“We want the pilots to feel empowered to not have to strike a target if they feel there’s something wrong or inaccurate,” said the official. “We teach them how important they are to a successful campaign.”

He added that the Saudi pilots are enthusiastic in embracing the strategies and avoiding civilian casualties.

“No one wants to have an accident … on their conscience,” he said. “The pilots are already well trained in flying their aircraft … but we hold seminars to talk to them about the specifics of each of the areas of training.”

Ansari said: “We must always remember the causes of this war, which was forced upon the Saudi-led coalition.”

He added: “It was a war caused by the overthrow of a legitimate UN-backed government at the hands of an Iran-backed militia that prides itself on its ‘Death to America’ slogan, and attacked the US Navy three times during the time of the Obama administration.”

In a recent op-ed for Arab News, Michael Pregent, a senior fellow at the Hudson Institute and a former intelligence officer, called the Saudi response to the Houthi attacks a “necessary campaign” that is “failing in the public relations arena.”

He wrote that “if it ultimately fails, then Iran will have another Hezbollah in the region — and that’s the goal.”
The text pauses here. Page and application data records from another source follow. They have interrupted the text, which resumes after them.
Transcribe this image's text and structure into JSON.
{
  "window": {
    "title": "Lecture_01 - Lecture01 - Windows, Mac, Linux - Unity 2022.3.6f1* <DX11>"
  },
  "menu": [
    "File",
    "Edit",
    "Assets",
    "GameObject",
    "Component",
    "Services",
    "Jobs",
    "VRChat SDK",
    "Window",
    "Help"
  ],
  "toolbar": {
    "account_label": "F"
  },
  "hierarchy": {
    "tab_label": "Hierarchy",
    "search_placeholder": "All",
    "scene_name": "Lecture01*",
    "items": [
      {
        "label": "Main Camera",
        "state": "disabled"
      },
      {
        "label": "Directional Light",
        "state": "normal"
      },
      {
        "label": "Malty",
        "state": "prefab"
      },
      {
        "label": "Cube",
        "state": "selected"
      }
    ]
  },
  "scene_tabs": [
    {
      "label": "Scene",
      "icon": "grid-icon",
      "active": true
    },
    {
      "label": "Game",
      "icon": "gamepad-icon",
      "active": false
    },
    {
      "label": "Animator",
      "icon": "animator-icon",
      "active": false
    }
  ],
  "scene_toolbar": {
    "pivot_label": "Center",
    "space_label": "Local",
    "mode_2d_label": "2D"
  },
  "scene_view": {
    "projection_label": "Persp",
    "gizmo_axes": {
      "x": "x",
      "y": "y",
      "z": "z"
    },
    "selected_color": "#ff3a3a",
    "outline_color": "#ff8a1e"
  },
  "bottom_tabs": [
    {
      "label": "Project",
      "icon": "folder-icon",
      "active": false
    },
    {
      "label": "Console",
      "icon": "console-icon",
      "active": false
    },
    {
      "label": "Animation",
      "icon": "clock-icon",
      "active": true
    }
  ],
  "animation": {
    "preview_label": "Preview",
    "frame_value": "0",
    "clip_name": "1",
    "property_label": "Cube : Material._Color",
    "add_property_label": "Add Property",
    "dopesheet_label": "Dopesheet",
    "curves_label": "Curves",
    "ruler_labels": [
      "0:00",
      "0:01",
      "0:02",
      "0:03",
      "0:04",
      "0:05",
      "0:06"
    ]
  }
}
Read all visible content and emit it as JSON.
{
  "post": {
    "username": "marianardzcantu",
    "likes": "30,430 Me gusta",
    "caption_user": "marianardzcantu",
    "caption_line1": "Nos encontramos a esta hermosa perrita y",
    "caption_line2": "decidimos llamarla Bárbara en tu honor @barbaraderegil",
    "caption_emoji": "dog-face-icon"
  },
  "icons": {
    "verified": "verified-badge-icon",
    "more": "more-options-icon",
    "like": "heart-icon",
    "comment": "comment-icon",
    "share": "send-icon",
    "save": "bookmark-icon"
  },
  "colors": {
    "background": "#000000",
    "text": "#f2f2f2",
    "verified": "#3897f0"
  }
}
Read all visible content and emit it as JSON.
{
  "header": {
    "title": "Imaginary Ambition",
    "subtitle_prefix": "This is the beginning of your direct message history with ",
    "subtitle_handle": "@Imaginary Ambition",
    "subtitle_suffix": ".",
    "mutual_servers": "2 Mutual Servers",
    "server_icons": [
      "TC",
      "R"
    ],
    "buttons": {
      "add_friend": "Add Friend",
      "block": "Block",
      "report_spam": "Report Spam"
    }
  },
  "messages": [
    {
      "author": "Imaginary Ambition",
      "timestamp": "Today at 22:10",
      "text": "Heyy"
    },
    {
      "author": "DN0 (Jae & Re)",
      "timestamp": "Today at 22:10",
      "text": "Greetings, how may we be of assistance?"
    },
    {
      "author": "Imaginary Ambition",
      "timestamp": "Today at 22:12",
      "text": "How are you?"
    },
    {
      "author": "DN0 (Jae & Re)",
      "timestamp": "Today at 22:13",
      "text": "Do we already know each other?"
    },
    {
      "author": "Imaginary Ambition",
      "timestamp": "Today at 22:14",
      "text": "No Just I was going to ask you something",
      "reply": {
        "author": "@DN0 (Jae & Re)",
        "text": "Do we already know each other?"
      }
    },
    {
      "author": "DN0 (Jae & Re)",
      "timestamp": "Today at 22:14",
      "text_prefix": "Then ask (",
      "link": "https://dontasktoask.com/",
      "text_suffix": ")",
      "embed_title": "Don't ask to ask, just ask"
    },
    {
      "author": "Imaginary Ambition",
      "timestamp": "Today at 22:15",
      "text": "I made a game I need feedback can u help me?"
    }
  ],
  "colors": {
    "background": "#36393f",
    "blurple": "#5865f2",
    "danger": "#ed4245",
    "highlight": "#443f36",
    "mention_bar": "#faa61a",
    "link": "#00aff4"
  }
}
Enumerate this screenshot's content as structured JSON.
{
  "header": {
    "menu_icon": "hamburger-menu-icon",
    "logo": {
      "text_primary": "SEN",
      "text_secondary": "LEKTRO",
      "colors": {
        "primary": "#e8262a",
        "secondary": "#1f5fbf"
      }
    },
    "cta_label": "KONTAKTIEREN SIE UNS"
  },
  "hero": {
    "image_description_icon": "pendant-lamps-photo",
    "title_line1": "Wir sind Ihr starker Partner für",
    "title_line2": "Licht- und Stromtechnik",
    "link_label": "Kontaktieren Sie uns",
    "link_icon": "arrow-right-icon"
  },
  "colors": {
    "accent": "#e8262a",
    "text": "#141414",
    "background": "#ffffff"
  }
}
Pregent added: “The Saudis are going out of their way to show their targeting process is aligned with the Law of Armed Conflict (LOAC) and that they are rushing humanitarian aid in, only for it to be stopped by Iran’s Quds Force and the Tehran-backed Houthis. Few give the Saudis credit for trying to do this right.”